The US Must Accept China’s Rise
The US is haunted by the specter of a technologically dominant China – and keen to ensure it never materializes. And yet, given China’s fundamentals, there is little the US could do to hamper, let alone arrest, its progress.
BERLIN – Elections tend to bring differences to the fore. That is certainly true of the United States’ recent presidential election, in which votes are still being tallied. Among the most bitterly contested elections in the country’s history, the outcome will have profound implications for many aspects of US policy. And yet there is one issue on which both parties seem to agree: the need to “stop” China.
The US government – and, increasingly, the European Commission – now largely believes that China has secured its economic and technological gains unfairly, thanks to its government’s pervasive influence over the economy. Geostrategists often push this view, imagining that a government can achieve technological superiority by investing in the fashionable sectors of the day.

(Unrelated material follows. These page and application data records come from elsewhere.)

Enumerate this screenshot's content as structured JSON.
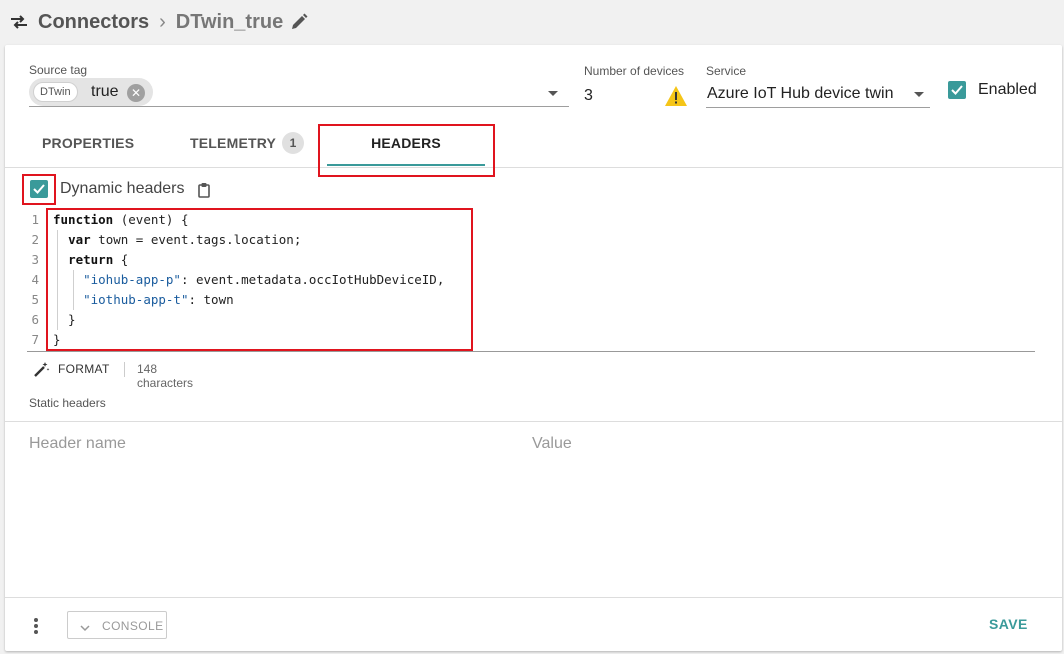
{
  "breadcrumb": {
    "root": "Connectors",
    "separator": "›",
    "current": "DTwin_true"
  },
  "source_tag": {
    "label": "Source tag",
    "chip_tag": "DTwin",
    "chip_value": "true"
  },
  "devices": {
    "label": "Number of devices",
    "value": "3"
  },
  "service": {
    "label": "Service",
    "value": "Azure IoT Hub device twin"
  },
  "enabled": {
    "label": "Enabled",
    "checked": true
  },
  "tabs": [
    {
      "label": "PROPERTIES"
    },
    {
      "label": "TELEMETRY",
      "badge": "1"
    },
    {
      "label": "HEADERS",
      "active": true
    }
  ],
  "dynamic_headers": {
    "label": "Dynamic headers",
    "checked": true
  },
  "code": {
    "line_numbers": [
      "1",
      "2",
      "3",
      "4",
      "5",
      "6",
      "7"
    ],
    "lines": [
      "function (event) {",
      "  var town = event.tags.location;",
      "  return {",
      "    \"iohub-app-p\": event.metadata.occIotHubDeviceID,",
      "    \"iothub-app-t\": town",
      "  }",
      "}"
    ]
  },
  "format": {
    "label": "FORMAT",
    "count": "148 characters"
  },
  "static_headers": {
    "label": "Static headers",
    "name_placeholder": "Header name",
    "value_placeholder": "Value"
  },
  "footer": {
    "console_label": "CONSOLE",
    "save_label": "SAVE"
  },
  "colors": {
    "accent": "#3a9a9a",
    "highlight": "#e0141e",
    "warning": "#f5c518"
  }
}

But a more thorough analysis shows this to be misleading, at best. The most “successful” grand economic-development plans usually go with the grain, focusing largely on targets that, given the economy’s fundamentals, would be achieved anyway. Crediting state intervention when those targets are met is thus inappropriate.